 First described as such, by nineteenth-century German theologian Martin Kähler in his work “The So-Called Historical Jesus and the Historic Biblical Christ”, but since described by an innumerable amount of scholars.
 Since five of the sixteen chapters in Mark narrate the events of the last week of Jesus’ life the calculation becomes simple, 5/16 x 100 = 31.3%
 The Oxford Bible Commentary. ed. by John Barton and John Muddiman, annotated by Christopher M. Tuckett, Oxford University Press. 2001. p. 893
 Linda Woodhead, Christianity: A Very Short Introduction, Oxford University Press, 2005. p. 16
 The Blackwell Companion to Judaism, ed. by Jacob Neusner and Alan J. Avery-Peck (Blackwell Publishing, 2003), p. 59
 Raphael Patai, The Messiah Texts, (Baker Book House, 1980), p.24
 Christopher Mackay, Ancient Rome: A military and Political History, (Cambridge University Press 2005), p. 230
 MA Knibb, Eschatology and messianism in the Dead Sea Scrolls, in P. W. Flint and J. C. Vanderkam (eds) The Dead Sea Scrolls after fifty years (Leiden: E. J. Brill 1999) vol. II, 379–402.
 Mark Humphries, Early Christianity (Classical Foundations) (Routledge; New Edition, 2006), p. 103
 Timothy Friberg, Barbara Friberg and Neva F. Miller, Analytical Lexicon to the Greek New Testament. Baker’s Greek New Testament Library. Grand Rapids: Baker, 2000. BibleWorks, v.8.
 Sean Freyne, Galilee, Jesus, and the gospels: literary approaches and historical investigations, Philadelphia: Fortress Press 1988
 Archaeological excavations estimate the Temple, which Herod announced would undergo renovations in 20-19 BCE (see Josephus’ Ant. 15.11.1-2; 380-90 and Jewish Wars 1.21.1; 401) reveal that the outer wall of the Temple itself was an irregular quadrangle: south wall = 280 m.; west wall = 485 m.; north wall = 315 m.; east wall = 460 m. The total circumference of the sacred precincts, was 1,540 m., and the total area = c. 144,000 sq. m. (see Meir ben-Dov, In the Shadow of the Temple: The Discovery of Ancient Jerusalem, (Hapercollins 1985), p.77)
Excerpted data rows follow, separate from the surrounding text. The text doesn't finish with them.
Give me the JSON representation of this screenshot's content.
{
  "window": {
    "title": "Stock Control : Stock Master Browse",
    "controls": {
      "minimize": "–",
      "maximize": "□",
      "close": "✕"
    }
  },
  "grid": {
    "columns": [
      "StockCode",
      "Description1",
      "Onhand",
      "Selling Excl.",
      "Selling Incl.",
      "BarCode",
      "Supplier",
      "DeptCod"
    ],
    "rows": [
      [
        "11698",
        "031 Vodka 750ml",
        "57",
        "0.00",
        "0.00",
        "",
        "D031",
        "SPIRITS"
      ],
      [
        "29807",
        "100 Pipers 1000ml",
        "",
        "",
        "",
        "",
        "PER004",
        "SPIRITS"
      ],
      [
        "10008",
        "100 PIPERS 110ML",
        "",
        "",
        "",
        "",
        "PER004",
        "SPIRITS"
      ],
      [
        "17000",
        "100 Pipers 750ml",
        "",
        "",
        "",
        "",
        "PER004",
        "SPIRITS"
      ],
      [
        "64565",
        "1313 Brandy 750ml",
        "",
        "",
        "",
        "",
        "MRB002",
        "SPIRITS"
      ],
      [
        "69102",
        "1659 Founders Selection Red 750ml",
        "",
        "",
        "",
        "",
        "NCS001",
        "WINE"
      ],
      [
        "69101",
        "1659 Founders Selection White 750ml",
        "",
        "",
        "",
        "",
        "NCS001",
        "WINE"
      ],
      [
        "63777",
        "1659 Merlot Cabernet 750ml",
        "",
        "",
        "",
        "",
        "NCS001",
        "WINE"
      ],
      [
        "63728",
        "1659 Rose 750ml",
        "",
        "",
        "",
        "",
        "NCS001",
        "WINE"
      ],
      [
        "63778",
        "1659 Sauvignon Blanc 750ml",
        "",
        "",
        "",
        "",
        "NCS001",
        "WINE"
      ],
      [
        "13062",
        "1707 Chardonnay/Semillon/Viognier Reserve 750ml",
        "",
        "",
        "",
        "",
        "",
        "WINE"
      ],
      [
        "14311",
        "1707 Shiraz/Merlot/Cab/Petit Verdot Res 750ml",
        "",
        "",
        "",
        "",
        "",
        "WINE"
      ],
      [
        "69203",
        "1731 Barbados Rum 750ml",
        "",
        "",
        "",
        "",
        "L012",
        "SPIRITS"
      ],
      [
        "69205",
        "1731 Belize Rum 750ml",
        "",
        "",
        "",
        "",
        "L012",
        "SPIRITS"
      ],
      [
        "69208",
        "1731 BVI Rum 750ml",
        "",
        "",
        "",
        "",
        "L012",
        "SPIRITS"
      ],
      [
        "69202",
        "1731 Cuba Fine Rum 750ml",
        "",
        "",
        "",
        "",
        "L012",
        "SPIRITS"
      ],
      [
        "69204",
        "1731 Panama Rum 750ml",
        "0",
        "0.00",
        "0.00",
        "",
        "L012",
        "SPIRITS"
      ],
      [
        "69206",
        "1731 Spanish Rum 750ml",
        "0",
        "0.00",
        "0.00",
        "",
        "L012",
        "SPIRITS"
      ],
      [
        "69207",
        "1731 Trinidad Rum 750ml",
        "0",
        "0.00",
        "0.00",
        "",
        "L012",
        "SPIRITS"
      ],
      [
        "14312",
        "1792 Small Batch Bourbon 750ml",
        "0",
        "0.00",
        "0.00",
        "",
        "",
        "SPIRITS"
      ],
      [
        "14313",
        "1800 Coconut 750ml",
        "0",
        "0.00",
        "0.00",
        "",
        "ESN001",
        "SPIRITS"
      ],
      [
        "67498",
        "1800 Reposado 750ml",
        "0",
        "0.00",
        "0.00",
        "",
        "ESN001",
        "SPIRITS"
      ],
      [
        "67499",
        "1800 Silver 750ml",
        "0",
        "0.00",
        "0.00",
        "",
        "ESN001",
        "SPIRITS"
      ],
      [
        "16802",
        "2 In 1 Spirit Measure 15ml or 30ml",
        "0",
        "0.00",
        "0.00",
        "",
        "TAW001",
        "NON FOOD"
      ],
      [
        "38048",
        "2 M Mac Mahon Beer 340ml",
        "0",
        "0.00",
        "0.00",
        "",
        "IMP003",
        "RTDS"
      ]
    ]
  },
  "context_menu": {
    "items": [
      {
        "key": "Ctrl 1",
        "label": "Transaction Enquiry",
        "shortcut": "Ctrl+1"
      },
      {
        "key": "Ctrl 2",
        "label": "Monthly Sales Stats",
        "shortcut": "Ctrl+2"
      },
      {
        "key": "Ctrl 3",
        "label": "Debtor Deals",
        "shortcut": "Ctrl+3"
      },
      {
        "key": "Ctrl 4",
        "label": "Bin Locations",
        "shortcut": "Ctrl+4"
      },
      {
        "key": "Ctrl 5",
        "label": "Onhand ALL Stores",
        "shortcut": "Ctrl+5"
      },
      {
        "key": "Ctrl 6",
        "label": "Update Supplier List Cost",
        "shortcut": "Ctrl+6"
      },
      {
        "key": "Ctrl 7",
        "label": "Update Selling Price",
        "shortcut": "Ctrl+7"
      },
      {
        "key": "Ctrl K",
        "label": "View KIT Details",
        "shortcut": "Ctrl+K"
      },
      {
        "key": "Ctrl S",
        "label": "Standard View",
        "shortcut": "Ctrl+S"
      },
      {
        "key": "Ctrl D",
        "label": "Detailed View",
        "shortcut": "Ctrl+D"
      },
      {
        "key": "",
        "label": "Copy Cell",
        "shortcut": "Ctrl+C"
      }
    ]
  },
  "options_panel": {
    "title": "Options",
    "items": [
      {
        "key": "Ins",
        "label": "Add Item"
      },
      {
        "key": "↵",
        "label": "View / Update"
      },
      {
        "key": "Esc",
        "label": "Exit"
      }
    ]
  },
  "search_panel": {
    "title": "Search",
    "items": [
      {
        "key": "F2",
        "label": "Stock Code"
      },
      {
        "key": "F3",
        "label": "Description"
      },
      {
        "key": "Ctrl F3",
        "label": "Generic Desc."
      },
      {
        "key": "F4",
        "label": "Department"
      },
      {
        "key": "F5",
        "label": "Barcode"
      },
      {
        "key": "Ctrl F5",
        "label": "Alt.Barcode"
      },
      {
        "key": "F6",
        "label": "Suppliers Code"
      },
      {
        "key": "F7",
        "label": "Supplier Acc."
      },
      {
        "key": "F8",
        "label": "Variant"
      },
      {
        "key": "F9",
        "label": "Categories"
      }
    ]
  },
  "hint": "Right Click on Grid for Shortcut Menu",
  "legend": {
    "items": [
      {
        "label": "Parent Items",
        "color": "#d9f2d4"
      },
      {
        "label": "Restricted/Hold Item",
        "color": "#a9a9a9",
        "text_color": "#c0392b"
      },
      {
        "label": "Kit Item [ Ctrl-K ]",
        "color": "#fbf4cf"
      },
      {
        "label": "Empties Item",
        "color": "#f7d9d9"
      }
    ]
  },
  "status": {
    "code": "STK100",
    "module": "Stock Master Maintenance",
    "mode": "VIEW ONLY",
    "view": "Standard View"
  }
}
 Timothy Friberg, Barbara Friberg and Neva F. Miller, Analytical Lexicon to the Greek New Testament. Baker’s Greek New Testament Library. Grand Rapids: Baker, 2000. BibleWorks, v.8. (3) figuratively; (b) as what gives offense or arouses opposition, stumbling block, offense
 For the reiterations of the conflict motif see 7:1—23; 11:15—33 and 12:38—40; for the reiteration of Jesus’ knowledge of his own fate motif see 9:9—13 and 10:32—34.